For a full-frame camera, the simple math is to divide "600" by the focal length of the lens, but if you want to be conservative (because at 600 you may see a tiny bit of elongation on the stars) divide "500" by the focal length of the lens.
E.g. if you had a full frame camera (the 70D is not full frame) and, say, a 14mm lens then it would be 600 ÷ 14 = 42.9 seconds (about 43 seconds).
But to be conservative about the star elongation you might really do 500 ÷ 14 = 35.7 (about 36 seconds).
But the 70D isn't a full-frame camera. It has an APS-C sensor with a 1.6x crop factor. So we have to divide the 600 (or 500 if being conservative) by 1.6. 600 ÷ 1.6 = 375. Suppose you use your 10mm lens ... that would be 375 ÷ 10 = 37.5 seconds.
To be conservative, it would be 500 ÷ 1.6 = 312.5 ... and divide that by 10mm and you'd get 31.3 seconds.
Youi can go much longer IF your camera is mounted to a tracking head. You can also use longer focal lengths and get much more detail in the sky. Here's a shot I captured using a tracking head... and a 135mm lens.
Without a tracking head, the longest shot one could reasonable catpure on an APS-C body (this was captured using a Canon EOS 60Da body) would be 312.5 ÷ 135 = 2.3 seconds... not nearly long enough.
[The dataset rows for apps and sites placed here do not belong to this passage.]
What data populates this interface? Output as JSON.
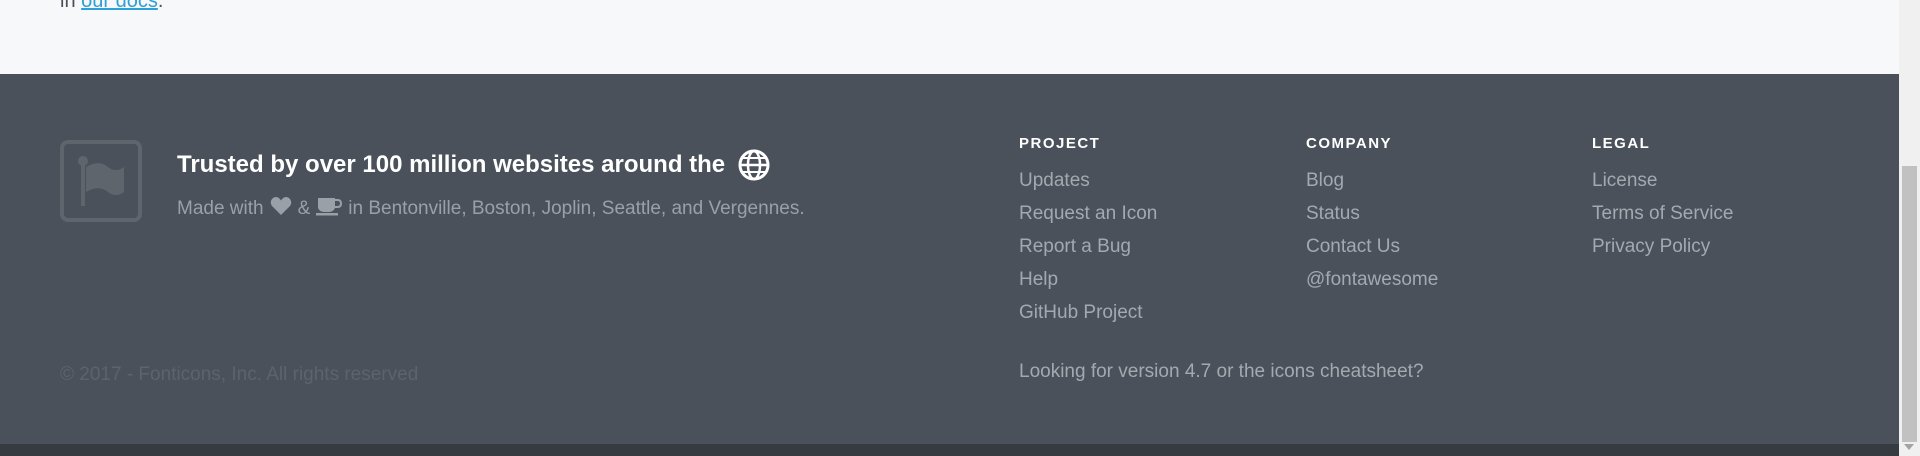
{
  "top": {
    "prefix": "in",
    "docs_link": "our docs",
    "suffix": "."
  },
  "footer": {
    "tagline": "Trusted by over 100 million websites around the",
    "made_with": {
      "prefix": "Made with",
      "ampersand": "&",
      "suffix": "in Bentonville, Boston, Joplin, Seattle, and Vergennes."
    },
    "copyright": "© 2017 - Fonticons, Inc. All rights reserved",
    "columns": {
      "project": {
        "heading": "PROJECT",
        "links": [
          "Updates",
          "Request an Icon",
          "Report a Bug",
          "Help",
          "GitHub Project"
        ]
      },
      "company": {
        "heading": "COMPANY",
        "links": [
          "Blog",
          "Status",
          "Contact Us",
          "@fontawesome"
        ]
      },
      "legal": {
        "heading": "LEGAL",
        "links": [
          "License",
          "Terms of Service",
          "Privacy Policy"
        ]
      }
    },
    "looking_for": "Looking for version 4.7 or the icons cheatsheet?",
    "icons": {
      "brand": "flag-icon",
      "globe": "globe-icon",
      "heart": "heart-icon",
      "coffee": "coffee-icon"
    }
  },
  "colors": {
    "footer_bg": "#4b515a",
    "link": "#2f9fd8",
    "heading": "#ffffff",
    "link_text": "#a4a9b0"
  }
}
But with a tracking head the shot can be many minutes long (notice there is no Earth landscape in this image - it's all sky).
The market has evolved a bit since I first started offering advice on this and now the two major vendors for tracking heads (the popular models) are:
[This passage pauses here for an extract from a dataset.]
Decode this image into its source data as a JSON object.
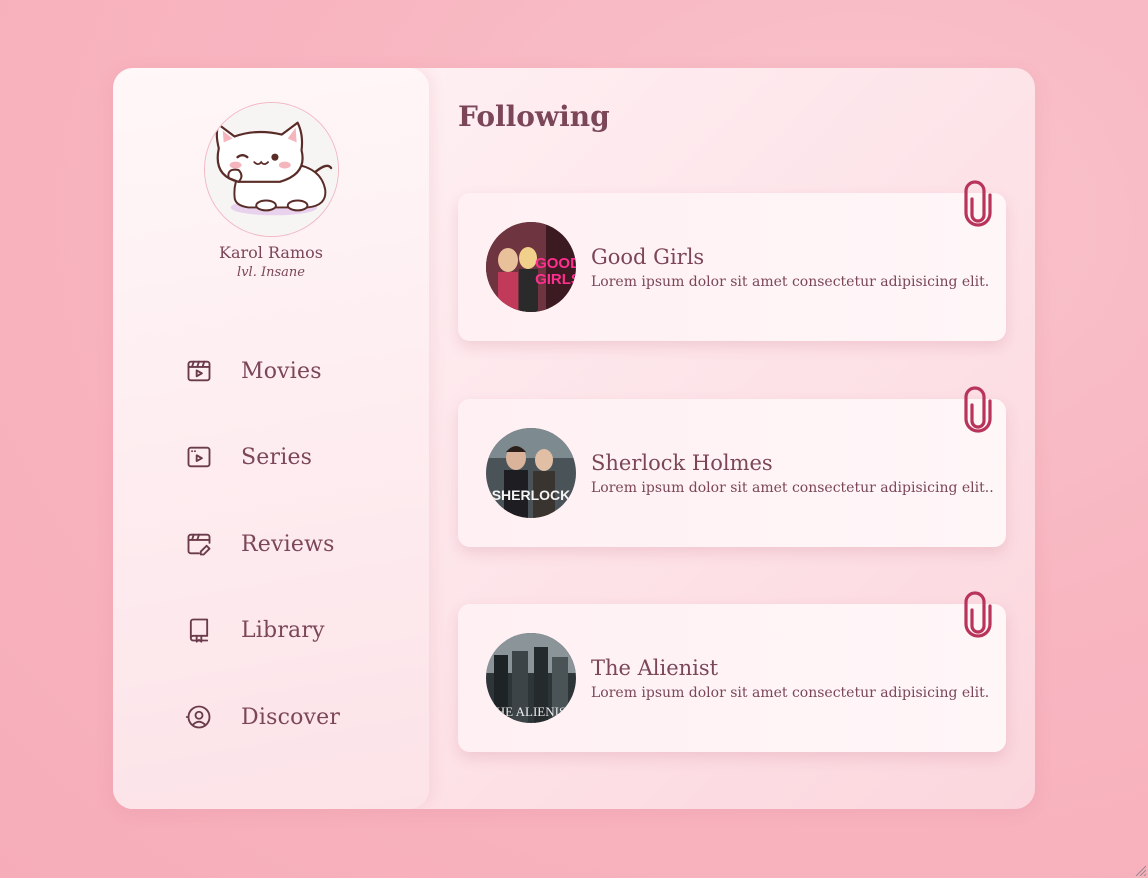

1) The "Star Adventurer" head by Sky Watcher
2) The "SkyTracker Pro" head by iOptron
Both of these are heads which attach to a photo tripod (preferably a solid photo tripod). The head is tilted to point at the celestial pole (they come with aids which help you align them) and this way the axis of the head rotation is parallel to the axis of Earth's rotation. As the Earth rotates from west to east at 15 arc-seconds per second, the tracking head rotates form east to west at 15 arc-seconds per second... cancelling out the rotation of the Earth and allowing you to take very long exposures of the sky with tack-sharp results. (I've done 8-minute exposures without the tiniest hint of star elongation).
That 15 arc-seconds per second rotation speed is also called "sidereal" rate (pronounced "sid EAR ee al"). "sidereal" means "of the stars". The greek word for iron was "sidero". And since meterorites "appear" to be the remains of falling stars (we now that's not really what they are, but it is a long-held belief) and are mostly made of iron, they assumed that iron came from the stars (and that part is true, but the process by which it happens is a bit different then they understood). So anything related to the stars was called "sidereal". "Sidereal rate" is the rate at which the stars appear to move across the sky.
If you want landscape in the image, then the stars will be sharp and the land will be blurred (because the head is rotating). But I think both of these heads have a 1/2 sidereal speed. This is a great compromise speed because while it's not fast enough to keep up with the motion of the stars for any length of time, it does DOUBLE the amount of time you can image before the stars appear to elongate. So if you were previously only able to image for 30 seconds, now you can image for 60. And the land will appear to twist... but that same rule applies... you can go the same length of time before the landscape appears to blur.